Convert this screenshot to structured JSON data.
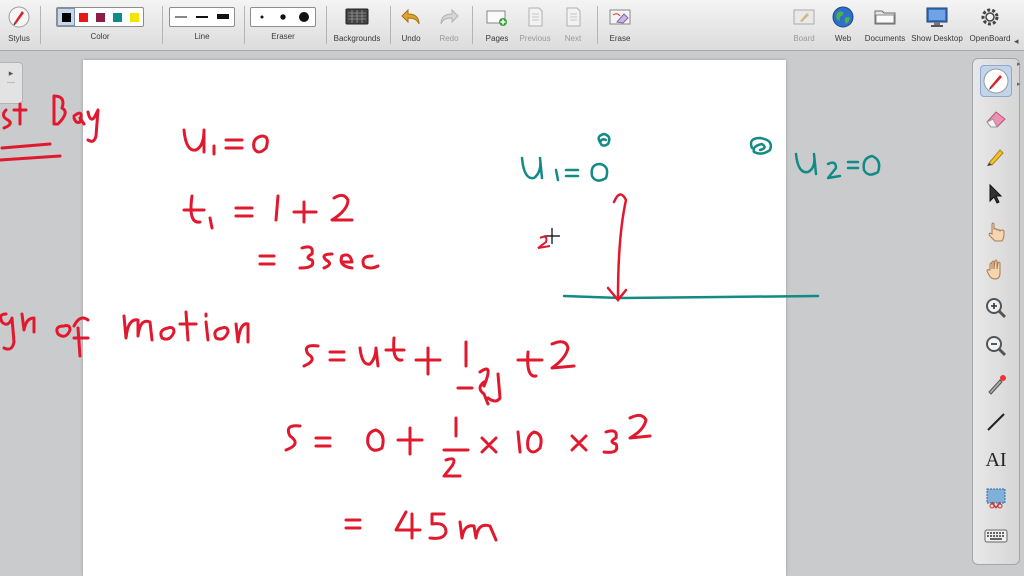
{
  "toolbar": {
    "stylus": "Stylus",
    "color": "Color",
    "line": "Line",
    "eraser": "Eraser",
    "backgrounds": "Backgrounds",
    "undo": "Undo",
    "redo": "Redo",
    "pages": "Pages",
    "previous": "Previous",
    "next": "Next",
    "erase": "Erase",
    "board": "Board",
    "web": "Web",
    "documents": "Documents",
    "show_desktop": "Show Desktop",
    "openboard": "OpenBoard"
  },
  "palette_colors": [
    "#000000",
    "#e81919",
    "#8e1b4a",
    "#0f8a8a",
    "#f2e600"
  ],
  "selected_color_index": 0,
  "ink_colors": {
    "red": "#e0192e",
    "teal": "#128a86"
  },
  "notes": {
    "red": {
      "top_left": "st Bay",
      "u1": "u₁ = 0",
      "t1": "t₁ = 1 + 2",
      "t1_result": "= 3sec",
      "motion": "gh of motion",
      "eq1": "s = ut + ½gt²",
      "eq2": "s = 0 + ½ × 10 × 3²",
      "eq3": "= 45m"
    },
    "teal": {
      "u1": "u₁ = 0",
      "u2": "u₂ = 0"
    }
  },
  "rightbar_tools": [
    "pen-tool",
    "eraser-tool",
    "highlighter-tool",
    "pointer-tool",
    "interact-tool",
    "hand-tool",
    "zoom-in-tool",
    "zoom-out-tool",
    "laser-tool",
    "line-tool",
    "text-tool",
    "capture-tool",
    "keyboard-tool"
  ],
  "rightbar_text_tool": "AI"
}
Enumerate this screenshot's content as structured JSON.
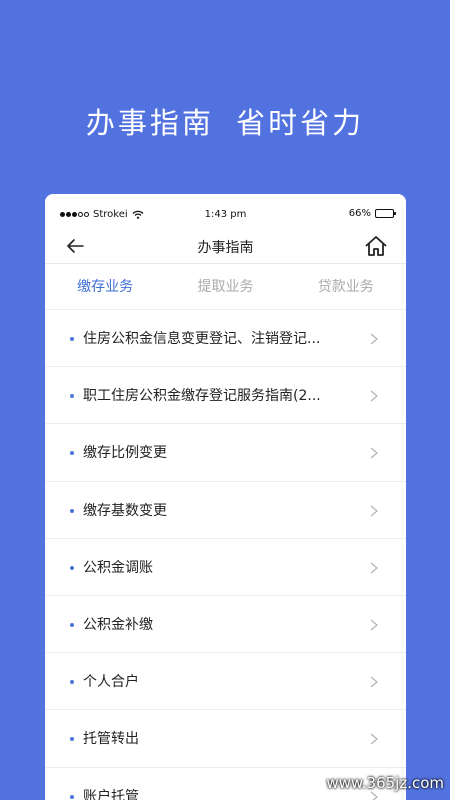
{
  "promo": {
    "title": "办事指南  省时省力"
  },
  "status_bar": {
    "carrier": "Strokei",
    "time": "1:43 pm",
    "battery": "66%",
    "battery_level": 0.66
  },
  "nav": {
    "title": "办事指南",
    "back_icon": "back-arrow-icon",
    "home_icon": "home-icon"
  },
  "tabs": [
    {
      "label": "缴存业务",
      "active": true
    },
    {
      "label": "提取业务",
      "active": false
    },
    {
      "label": "贷款业务",
      "active": false
    }
  ],
  "items": [
    {
      "label": "住房公积金信息变更登记、注销登记..."
    },
    {
      "label": "职工住房公积金缴存登记服务指南(2..."
    },
    {
      "label": "缴存比例变更"
    },
    {
      "label": "缴存基数变更"
    },
    {
      "label": "公积金调账"
    },
    {
      "label": "公积金补缴"
    },
    {
      "label": "个人合户"
    },
    {
      "label": "托管转出"
    },
    {
      "label": "账户托管"
    }
  ],
  "watermark": {
    "text": "www.365jz.com"
  },
  "colors": {
    "background": "#5272e0",
    "accent": "#3f6fd8",
    "bullet": "#4a74dc"
  }
}
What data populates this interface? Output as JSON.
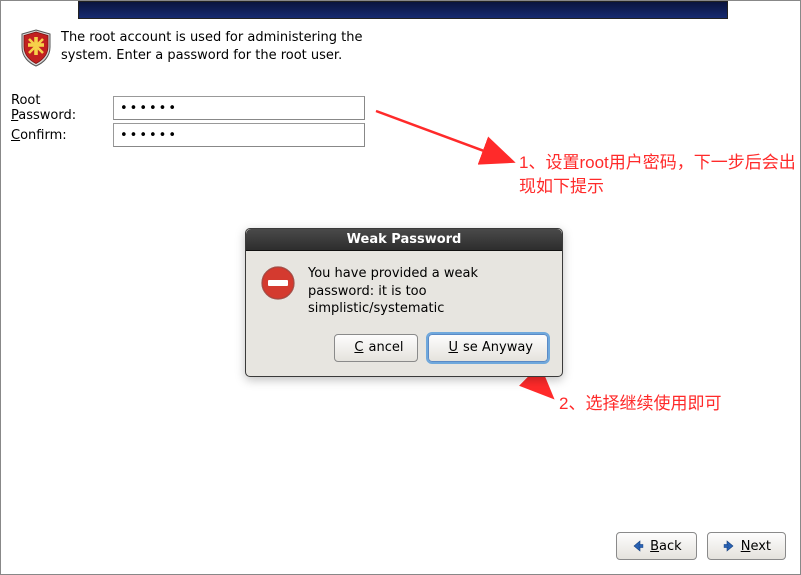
{
  "description": "The root account is used for administering the system.  Enter a password for the root user.",
  "fields": {
    "root_password": {
      "label_pre": "Root ",
      "label_u": "P",
      "label_post": "assword:",
      "value": "••••••"
    },
    "confirm": {
      "label_pre": "",
      "label_u": "C",
      "label_post": "onfirm:",
      "value": "••••••"
    }
  },
  "dialog": {
    "title": "Weak Password",
    "message": "You have provided a weak password: it is too simplistic/systematic",
    "cancel_pre": "",
    "cancel_u": "C",
    "cancel_post": "ancel",
    "use_pre": "",
    "use_u": "U",
    "use_post": "se Anyway"
  },
  "nav": {
    "back_u": "B",
    "back_post": "ack",
    "next_u": "N",
    "next_post": "ext"
  },
  "annotations": {
    "a1": "1、设置root用户密码，下一步后会出现如下提示",
    "a2": "2、选择继续使用即可"
  },
  "colors": {
    "anno": "#ff2a2a"
  }
}
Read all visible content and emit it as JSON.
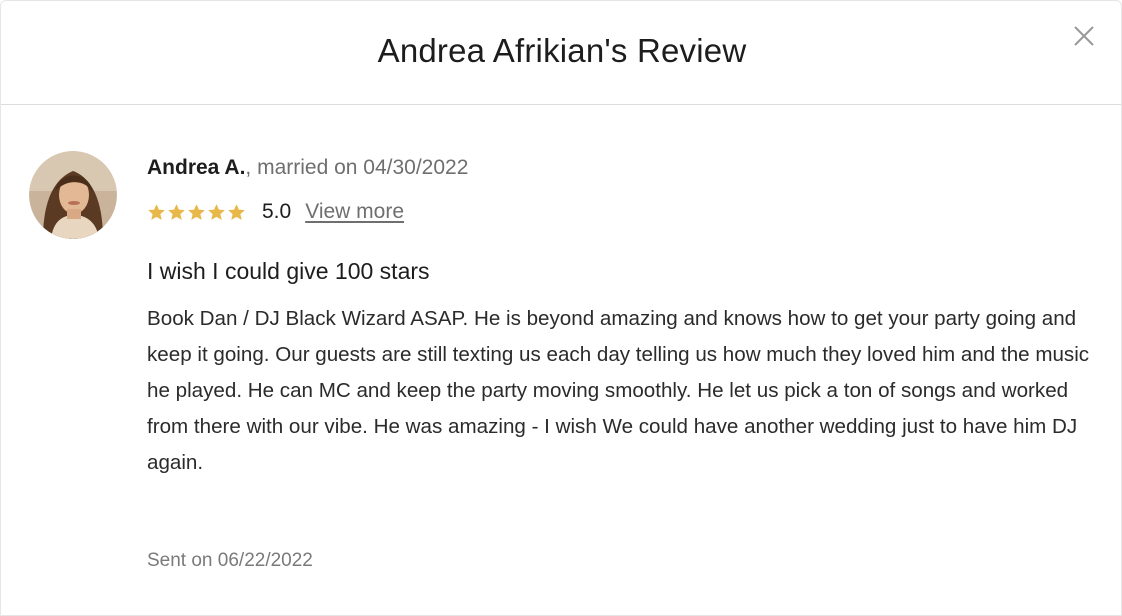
{
  "modal": {
    "title": "Andrea Afrikian's Review",
    "close_icon": "close-icon"
  },
  "reviewer": {
    "name": "Andrea A.",
    "married_text": ", married on 04/30/2022",
    "avatar_icon": "avatar-photo"
  },
  "rating": {
    "stars": 5,
    "max_stars": 5,
    "value": "5.0",
    "view_more_label": "View more",
    "star_color": "#e8b84a"
  },
  "review": {
    "title": "I wish I could give 100 stars",
    "text": "Book Dan / DJ Black Wizard ASAP. He is beyond amazing and knows how to get your party going and keep it going. Our guests are still texting us each day telling us how much they loved him and the music he played. He can MC and keep the party moving smoothly. He let us pick a ton of songs and worked from there with our vibe. He was amazing - I wish We could have another wedding just to have him DJ again.",
    "sent_on": "Sent on 06/22/2022"
  }
}
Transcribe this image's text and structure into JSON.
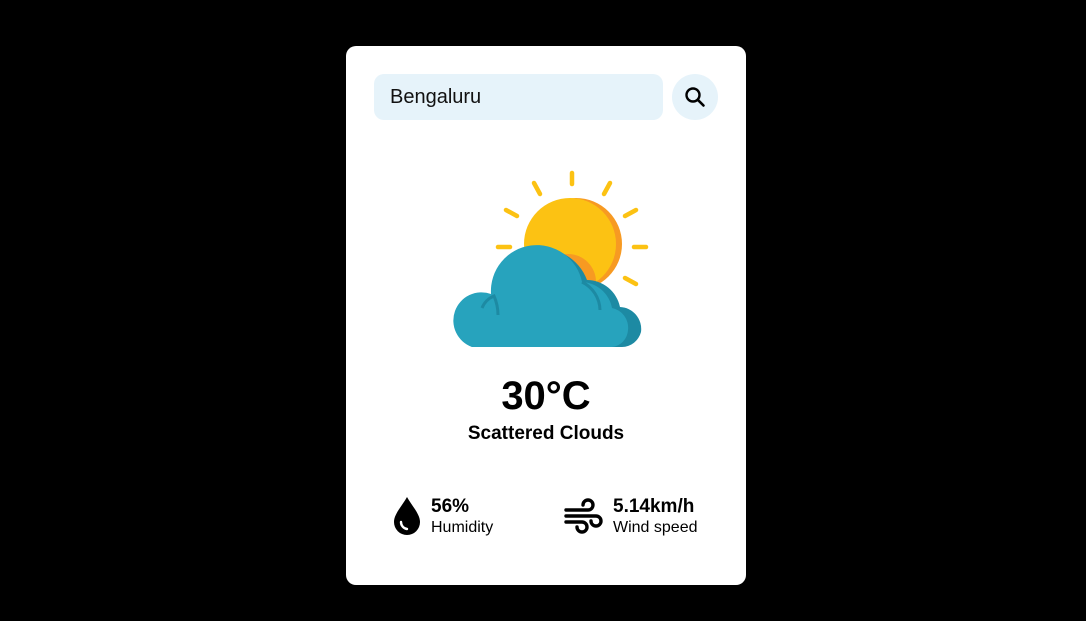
{
  "search": {
    "value": "Bengaluru",
    "placeholder": "",
    "button_icon": "search-icon"
  },
  "weather": {
    "icon": "partly-cloudy-icon",
    "temperature": "30°C",
    "description": "Scattered Clouds"
  },
  "stats": {
    "humidity": {
      "icon": "water-drop-icon",
      "value": "56%",
      "label": "Humidity"
    },
    "wind": {
      "icon": "wind-icon",
      "value": "5.14km/h",
      "label": "Wind speed"
    }
  },
  "colors": {
    "background": "#000000",
    "card": "#ffffff",
    "search_field": "#e6f3fa",
    "sun": "#fcc213",
    "sun_shadow": "#f79a22",
    "cloud": "#27a3bd",
    "cloud_shadow": "#1d8aa3"
  }
}
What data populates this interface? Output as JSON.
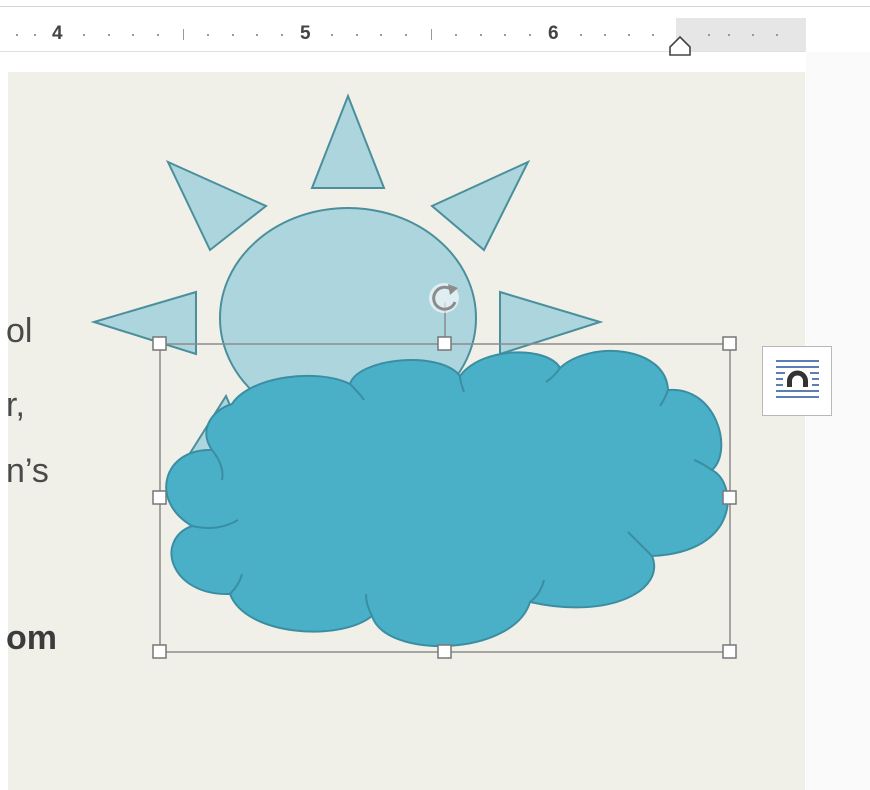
{
  "ruler": {
    "numbers": [
      "4",
      "5",
      "6"
    ]
  },
  "document": {
    "text_fragments": [
      "ol",
      "r,",
      "n’s",
      "om"
    ]
  },
  "icons": {
    "rotation_handle": "rotate-icon",
    "layout_options": "layout-options-icon",
    "indent_marker": "indent-marker-icon"
  },
  "colors": {
    "sun_fill": "#acd5de",
    "cloud_fill": "#4ab0c8",
    "stroke": "#4b8f9c",
    "page_bg": "#f0efe8"
  }
}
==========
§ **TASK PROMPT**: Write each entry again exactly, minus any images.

§ **ANSWER BOX**:
Convert this screenshot to structured JSON data.
{
  "toolbar": {
    "stylus": "Stylus",
    "color": "Color",
    "line": "Line",
    "eraser": "Eraser",
    "backgrounds": "Backgrounds",
    "undo": "Undo",
    "redo": "Redo",
    "pages": "Pages",
    "previous": "Previous",
    "next": "Next",
    "erase": "Erase",
    "board": "Board",
    "web": "Web",
    "documents": "Documents",
    "show_desktop": "Show Desktop",
    "openboard": "OpenBoard"
  },
  "palette_colors": [
    "#000000",
    "#e81919",
    "#8e1b4a",
    "#0f8a8a",
    "#f2e600"
  ],
  "selected_color_index": 0,
  "ink_colors": {
    "red": "#e0192e",
    "teal": "#128a86"
  },
  "notes": {
    "red": {
      "top_left": "st Bay",
      "u1": "u₁ = 0",
      "t1": "t₁ = 1 + 2",
      "t1_result": "= 3sec",
      "motion": "gh of motion",
      "eq1": "s = ut + ½gt²",
      "eq2": "s = 0 + ½ × 10 × 3²",
      "eq3": "= 45m"
    },
    "teal": {
      "u1": "u₁ = 0",
      "u2": "u₂ = 0"
    }
  },
  "rightbar_tools": [
    "pen-tool",
    "eraser-tool",
    "highlighter-tool",
    "pointer-tool",
    "interact-tool",
    "hand-tool",
    "zoom-in-tool",
    "zoom-out-tool",
    "laser-tool",
    "line-tool",
    "text-tool",
    "capture-tool",
    "keyboard-tool"
  ],
  "rightbar_text_tool": "AI"
}
Enumerate this screenshot's content as structured JSON.
{
  "promo": {
    "title": "办事指南  省时省力"
  },
  "status_bar": {
    "carrier": "Strokei",
    "time": "1:43 pm",
    "battery": "66%",
    "battery_level": 0.66
  },
  "nav": {
    "title": "办事指南",
    "back_icon": "back-arrow-icon",
    "home_icon": "home-icon"
  },
  "tabs": [
    {
      "label": "缴存业务",
      "active": true
    },
    {
      "label": "提取业务",
      "active": false
    },
    {
      "label": "贷款业务",
      "active": false
    }
  ],
  "items": [
    {
      "label": "住房公积金信息变更登记、注销登记..."
    },
    {
      "label": "职工住房公积金缴存登记服务指南(2..."
    },
    {
      "label": "缴存比例变更"
    },
    {
      "label": "缴存基数变更"
    },
    {
      "label": "公积金调账"
    },
    {
      "label": "公积金补缴"
    },
    {
      "label": "个人合户"
    },
    {
      "label": "托管转出"
    },
    {
      "label": "账户托管"
    }
  ],
  "watermark": {
    "text": "www.365jz.com"
  },
  "colors": {
    "background": "#5272e0",
    "accent": "#3f6fd8",
    "bullet": "#4a74dc"
  }
}
What data populates this interface? Output as JSON.
{
  "description": "The root account is used for administering the system.  Enter a password for the root user.",
  "fields": {
    "root_password": {
      "label_pre": "Root ",
      "label_u": "P",
      "label_post": "assword:",
      "value": "••••••"
    },
    "confirm": {
      "label_pre": "",
      "label_u": "C",
      "label_post": "onfirm:",
      "value": "••••••"
    }
  },
  "dialog": {
    "title": "Weak Password",
    "message": "You have provided a weak password: it is too simplistic/systematic",
    "cancel_pre": "",
    "cancel_u": "C",
    "cancel_post": "ancel",
    "use_pre": "",
    "use_u": "U",
    "use_post": "se Anyway"
  },
  "nav": {
    "back_u": "B",
    "back_post": "ack",
    "next_u": "N",
    "next_post": "ext"
  },
  "annotations": {
    "a1": "1、设置root用户密码，下一步后会出现如下提示",
    "a2": "2、选择继续使用即可"
  },
  "colors": {
    "anno": "#ff2a2a"
  }
}
Read all visible content and emit it as JSON.
{
  "modal": {
    "title": "Andrea Afrikian's Review",
    "close_icon": "close-icon"
  },
  "reviewer": {
    "name": "Andrea A.",
    "married_text": ", married on 04/30/2022",
    "avatar_icon": "avatar-photo"
  },
  "rating": {
    "stars": 5,
    "max_stars": 5,
    "value": "5.0",
    "view_more_label": "View more",
    "star_color": "#e8b84a"
  },
  "review": {
    "title": "I wish I could give 100 stars",
    "text": "Book Dan / DJ Black Wizard ASAP. He is beyond amazing and knows how to get your party going and keep it going. Our guests are still texting us each day telling us how much they loved him and the music he played. He can MC and keep the party moving smoothly. He let us pick a ton of songs and worked from there with our vibe. He was amazing - I wish We could have another wedding just to have him DJ again.",
    "sent_on": "Sent on 06/22/2022"
  }
}
Transcribe this image's text and structure into JSON.
{
  "search": {
    "value": "Bengaluru",
    "placeholder": "",
    "button_icon": "search-icon"
  },
  "weather": {
    "icon": "partly-cloudy-icon",
    "temperature": "30°C",
    "description": "Scattered Clouds"
  },
  "stats": {
    "humidity": {
      "icon": "water-drop-icon",
      "value": "56%",
      "label": "Humidity"
    },
    "wind": {
      "icon": "wind-icon",
      "value": "5.14km/h",
      "label": "Wind speed"
    }
  },
  "colors": {
    "background": "#000000",
    "card": "#ffffff",
    "search_field": "#e6f3fa",
    "sun": "#fcc213",
    "sun_shadow": "#f79a22",
    "cloud": "#27a3bd",
    "cloud_shadow": "#1d8aa3"
  }
}
What data populates this interface? Output as JSON.
{
  "ruler": {
    "numbers": [
      "4",
      "5",
      "6"
    ]
  },
  "document": {
    "text_fragments": [
      "ol",
      "r,",
      "n’s",
      "om"
    ]
  },
  "icons": {
    "rotation_handle": "rotate-icon",
    "layout_options": "layout-options-icon",
    "indent_marker": "indent-marker-icon"
  },
  "colors": {
    "sun_fill": "#acd5de",
    "cloud_fill": "#4ab0c8",
    "stroke": "#4b8f9c",
    "page_bg": "#f0efe8"
  }
}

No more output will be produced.